deal more than doubt, whether the Creator did ever really intend man for a state of happiness. He has mixed in his cup a number of natural evils, (in spite of the boasts of stoicism they are evils,) and every endeavour which the art and policy of mankind has used from the beginning of the world to this day, in order to alleviate or cure them, has only served to introduce new mischiefs, or to aggravate and inflame the old. Besides this, the mind of man itself is too active and restless a principle ever to settle on the true point of quiet. It discovers every day some craving want in a body, which really wants but little. It every day invents some new artificial rule to guide that nature which, if left to itself, were the best and surest guide. It finds out imaginary beings prescribing imaginary laws; and then, it raises imaginary terrors to support a belief in the beings, and an obedience to the laws. Many things have been said, and very well undoubtedly, on the subjection in which we should preserve our bodies to the government of our understanding; but enough has not been said upon the restraint which our bodily necessities ought to lay on the extravagant sublimities and eccentric rovings of our minds. The body, or, as some love to call it, our inferior nature, is wiser in its own plain way, and attends its own business more directly, than the mind with all its boasted subtilty.
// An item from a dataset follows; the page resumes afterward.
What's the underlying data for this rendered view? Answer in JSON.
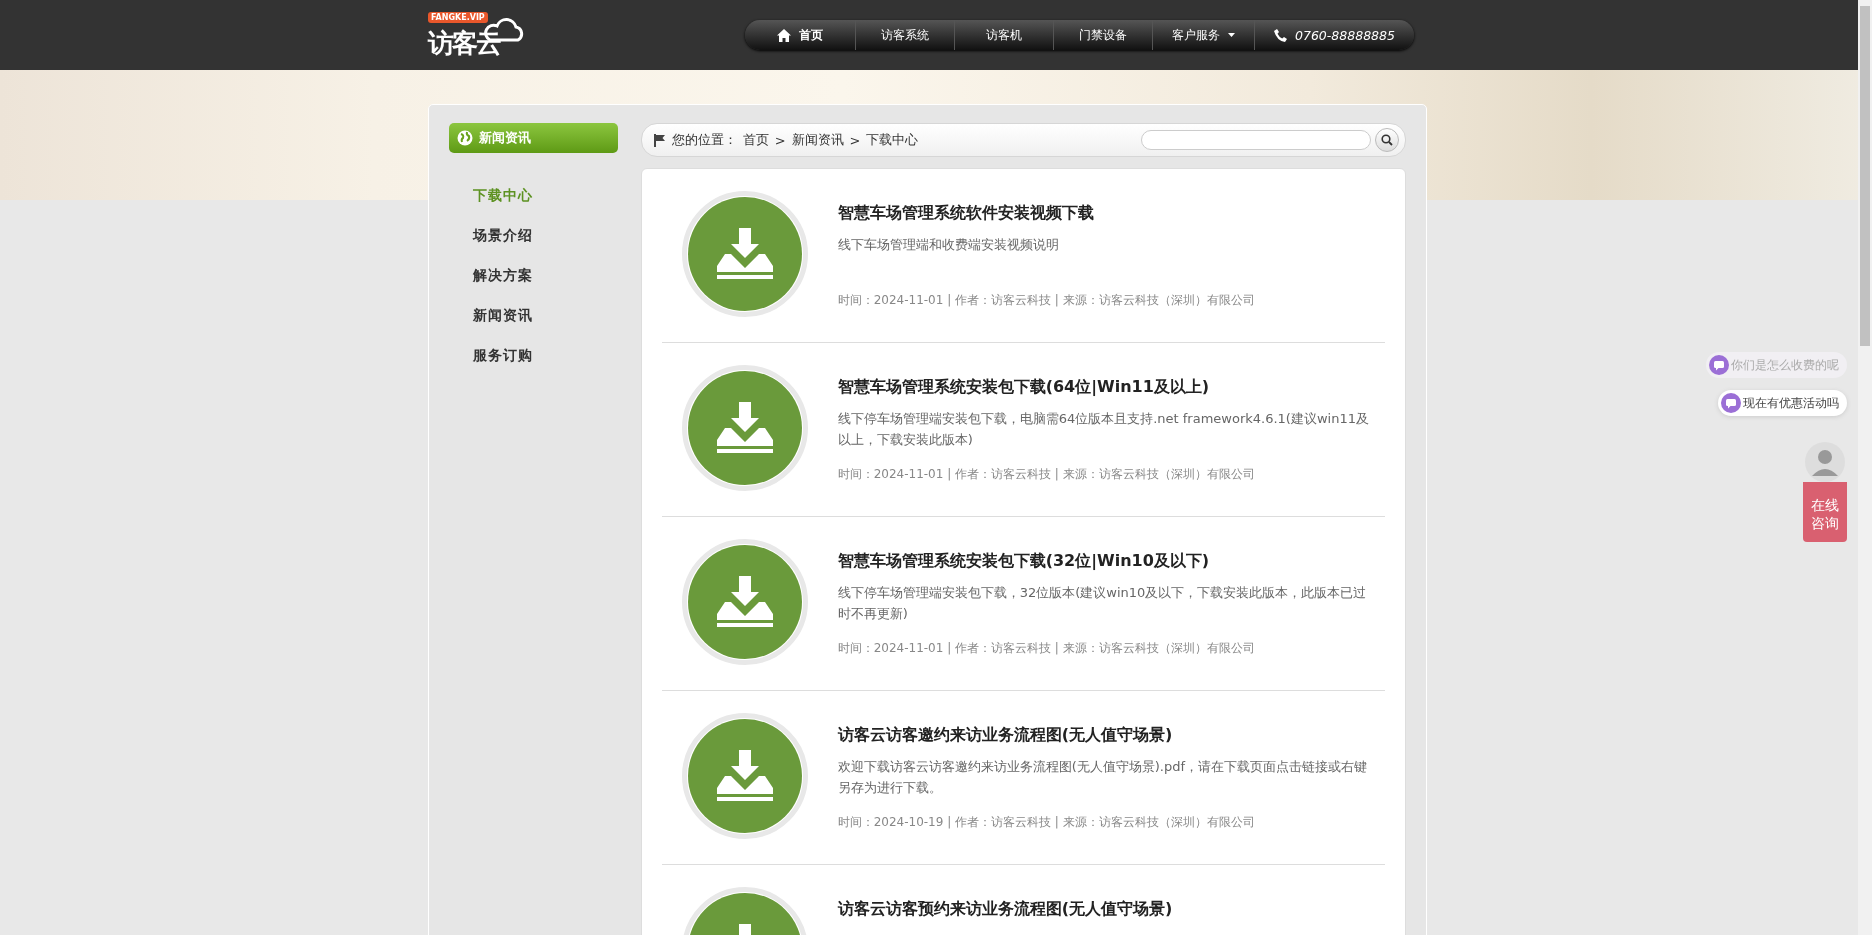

In the state of nature, without question, mankind was subjected to many and great inconveniences. Want of union, want of mutual assistance, want of a common arbitrator to resort to in their differences. These were evils which they could not but have felt pretty severely on many occasions. The original children of the earth lived with their brethren of the other kinds in much equality. Their diet must have been confined almost wholly to the vegetable kind; and the same tree, which in its flourishing state produced them berries, in its decay gave them an habitation. The mutual desires of the sexes uniting their bodies and affections, and the children which are the results of these intercourses, introduced first the notion of society, and taught its conveniences. This society, founded in natural appetites and instincts, and not in any positive institution, I shall call natural society. Thus far nature went and succeeded; but man would go farther. The great error of our nature is, not to know where to stop,